The remainder of the week’s class slots were occupied by a guest speaker, who is a television writer and the CEO of an academic institute in Cardiff, Wales. The first class concerned the Eight Dimensions of Wellness, all of which was discussed extensively by classmates and the speaker herself through anecdotes and general theories. The second class spoke more pragmatically about the film and television industry in Wales, before the speaker awarded certificates to those who have attended the Cardiff trip.

FLM215 – Blog Post #4

A class from a later trimester joined us in the first class of the fourth week. Both class groups were at a similar stage in the middle of pre-production, so our lecturer had introduced us to Movie Magic Scheduling 6, a production organization software. After a brisk tutorial, we were left to break our scripts down to a list of costumes, props, and potential schedules.

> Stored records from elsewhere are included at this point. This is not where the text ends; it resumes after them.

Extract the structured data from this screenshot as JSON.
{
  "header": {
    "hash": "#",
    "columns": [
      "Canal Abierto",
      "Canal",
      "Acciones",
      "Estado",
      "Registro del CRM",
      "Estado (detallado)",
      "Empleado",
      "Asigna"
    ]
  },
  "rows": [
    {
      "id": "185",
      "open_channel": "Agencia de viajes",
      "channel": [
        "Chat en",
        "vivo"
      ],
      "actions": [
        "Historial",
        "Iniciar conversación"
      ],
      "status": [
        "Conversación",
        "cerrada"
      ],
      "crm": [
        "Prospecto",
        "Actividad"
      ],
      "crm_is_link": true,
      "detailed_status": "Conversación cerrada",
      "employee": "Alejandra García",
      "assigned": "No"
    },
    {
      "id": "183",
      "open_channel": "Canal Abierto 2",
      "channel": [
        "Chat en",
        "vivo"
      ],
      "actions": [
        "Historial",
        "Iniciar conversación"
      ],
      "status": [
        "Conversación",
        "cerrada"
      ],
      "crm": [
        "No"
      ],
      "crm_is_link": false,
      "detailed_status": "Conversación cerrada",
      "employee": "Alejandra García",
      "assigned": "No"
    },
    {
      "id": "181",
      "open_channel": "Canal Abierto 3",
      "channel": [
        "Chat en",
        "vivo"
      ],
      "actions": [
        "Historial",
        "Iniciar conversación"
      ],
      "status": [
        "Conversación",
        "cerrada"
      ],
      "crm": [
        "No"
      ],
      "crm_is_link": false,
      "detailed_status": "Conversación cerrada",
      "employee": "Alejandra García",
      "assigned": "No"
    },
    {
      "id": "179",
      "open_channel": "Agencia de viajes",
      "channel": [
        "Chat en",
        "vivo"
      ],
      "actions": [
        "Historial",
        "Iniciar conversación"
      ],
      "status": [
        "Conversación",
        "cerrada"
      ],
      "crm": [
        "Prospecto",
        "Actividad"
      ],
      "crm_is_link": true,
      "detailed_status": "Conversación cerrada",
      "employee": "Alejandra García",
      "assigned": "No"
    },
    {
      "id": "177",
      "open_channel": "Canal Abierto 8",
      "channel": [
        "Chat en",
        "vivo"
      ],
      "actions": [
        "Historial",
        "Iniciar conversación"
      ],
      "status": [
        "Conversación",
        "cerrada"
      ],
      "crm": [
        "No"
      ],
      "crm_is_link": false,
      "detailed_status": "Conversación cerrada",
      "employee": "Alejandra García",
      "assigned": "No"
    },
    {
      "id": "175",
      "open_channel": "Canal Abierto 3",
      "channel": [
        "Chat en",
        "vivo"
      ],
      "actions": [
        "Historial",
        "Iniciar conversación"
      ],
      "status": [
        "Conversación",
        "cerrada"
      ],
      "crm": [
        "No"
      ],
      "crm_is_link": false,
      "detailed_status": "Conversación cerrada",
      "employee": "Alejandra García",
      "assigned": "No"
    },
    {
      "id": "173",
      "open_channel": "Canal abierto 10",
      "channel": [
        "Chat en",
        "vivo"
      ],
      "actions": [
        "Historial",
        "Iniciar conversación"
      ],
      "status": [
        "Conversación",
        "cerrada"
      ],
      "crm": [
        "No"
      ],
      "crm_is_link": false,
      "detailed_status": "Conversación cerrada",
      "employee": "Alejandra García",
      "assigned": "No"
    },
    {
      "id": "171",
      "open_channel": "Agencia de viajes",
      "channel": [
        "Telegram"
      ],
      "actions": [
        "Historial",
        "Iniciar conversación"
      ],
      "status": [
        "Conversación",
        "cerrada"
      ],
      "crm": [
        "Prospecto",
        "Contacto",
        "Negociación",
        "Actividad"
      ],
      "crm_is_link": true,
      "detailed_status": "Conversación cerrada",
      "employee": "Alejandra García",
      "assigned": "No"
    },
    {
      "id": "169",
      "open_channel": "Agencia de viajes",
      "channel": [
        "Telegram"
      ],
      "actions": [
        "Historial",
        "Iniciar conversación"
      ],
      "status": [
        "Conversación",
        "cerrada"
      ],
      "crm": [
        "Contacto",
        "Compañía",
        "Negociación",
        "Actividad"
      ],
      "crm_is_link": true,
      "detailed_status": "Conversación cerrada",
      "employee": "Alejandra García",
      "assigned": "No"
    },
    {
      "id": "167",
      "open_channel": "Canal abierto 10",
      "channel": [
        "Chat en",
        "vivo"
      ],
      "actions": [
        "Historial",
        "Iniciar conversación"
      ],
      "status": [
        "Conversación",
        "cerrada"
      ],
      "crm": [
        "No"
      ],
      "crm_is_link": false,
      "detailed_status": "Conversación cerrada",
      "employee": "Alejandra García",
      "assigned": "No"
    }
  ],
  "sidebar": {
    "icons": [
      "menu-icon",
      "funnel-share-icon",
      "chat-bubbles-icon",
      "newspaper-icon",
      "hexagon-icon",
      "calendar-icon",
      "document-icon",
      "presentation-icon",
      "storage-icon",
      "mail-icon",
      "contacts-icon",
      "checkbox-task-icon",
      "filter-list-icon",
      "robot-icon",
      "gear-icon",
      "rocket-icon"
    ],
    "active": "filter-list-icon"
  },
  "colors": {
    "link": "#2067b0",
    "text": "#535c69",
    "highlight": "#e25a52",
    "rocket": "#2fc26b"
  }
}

I had written a first draft prior to this class, but we had used the one written by the co-director, which was submitted on the Drive for the lecturer see.

The final class of the week had us rewrite almost the entire story, following constructive feedback provided by our lecturer. After the directors had invented their plot points and organized them into a structure, I was left to write the screenplay itself, along with some of their notes instructing how they wanted scenes to play out. Unfortunately, I was not able to finish the screenplay that day due to a Q/A session with documentary filmmakers I had to attend that evening. This was in addition to my laptop having depleted its battery charge before I could send what I had written so far to the directors and our lecturer.

FLM215 – Blog Post #3

We had finally presented the three-point lighting system to dissatisfying results. Along with the chiaroscuro group, we were to redo them in the next class in order to pass that learning outcome. For the rest of the first class in the third week, we had assembled the chiaroscuro system, while the other group handled the three-point system. A classmate and I had to recite a poem in front a camera, and we had to use that footage to include sound effects for an assignment.

The second class had us learn some more about directing, with a heavier focus on shot-lists. We amounted the types of shots used in a scene from American Beauty. Along with that clip, we had also studied yet another scene from Magnolia to deconstruct their use and choice of shots.

This led to learning about blocking and staging, through the different short films we watched prior to discussing them. Aside from the fundamentals of those two directorial aspects, I have learned how much content is necessary in a short film. This is since blocking and staging themselves tell a different level of storytelling that re-contextualizes scenes through subtexts, from body-language to visual metaphors. A scene from The Graduate employs both simultaneously, which we viewed towards the end of the third class.

FLM215 – Blog Post #2

In the first class of the second week, we learned how to loop auxiliary cables and operate an audio interface, completing the first of two learning outcomes that day. The other had us split into two groups and researched lighting techniques in the library, all for a presentation we had to perform the next week. Our group was assigned to the standard three-point lighting system, and the other to the much moodier chiaroscuro system, used in plenty of horror films.

Until the night before we were to officially present them, there were hardly any ideas to expand on for the alternative pitch. This was reflected during the pitch itself, resulting in a lack of votes for our story. The pitch that won the votes was a thriller, despite the majority of pitches being horror stories.

I offered to be a screenwriter for this project during a role pitch presentation – a performance I felt redeemed after what happened in the second class. We spent the remainder of the third class learning the art of direction through clips from Paul Thomas Anderson’s 1999 film, Magnolia. In addition to this, we learned how to deconstruct scripts into character breakdowns, shot-lists, and much more.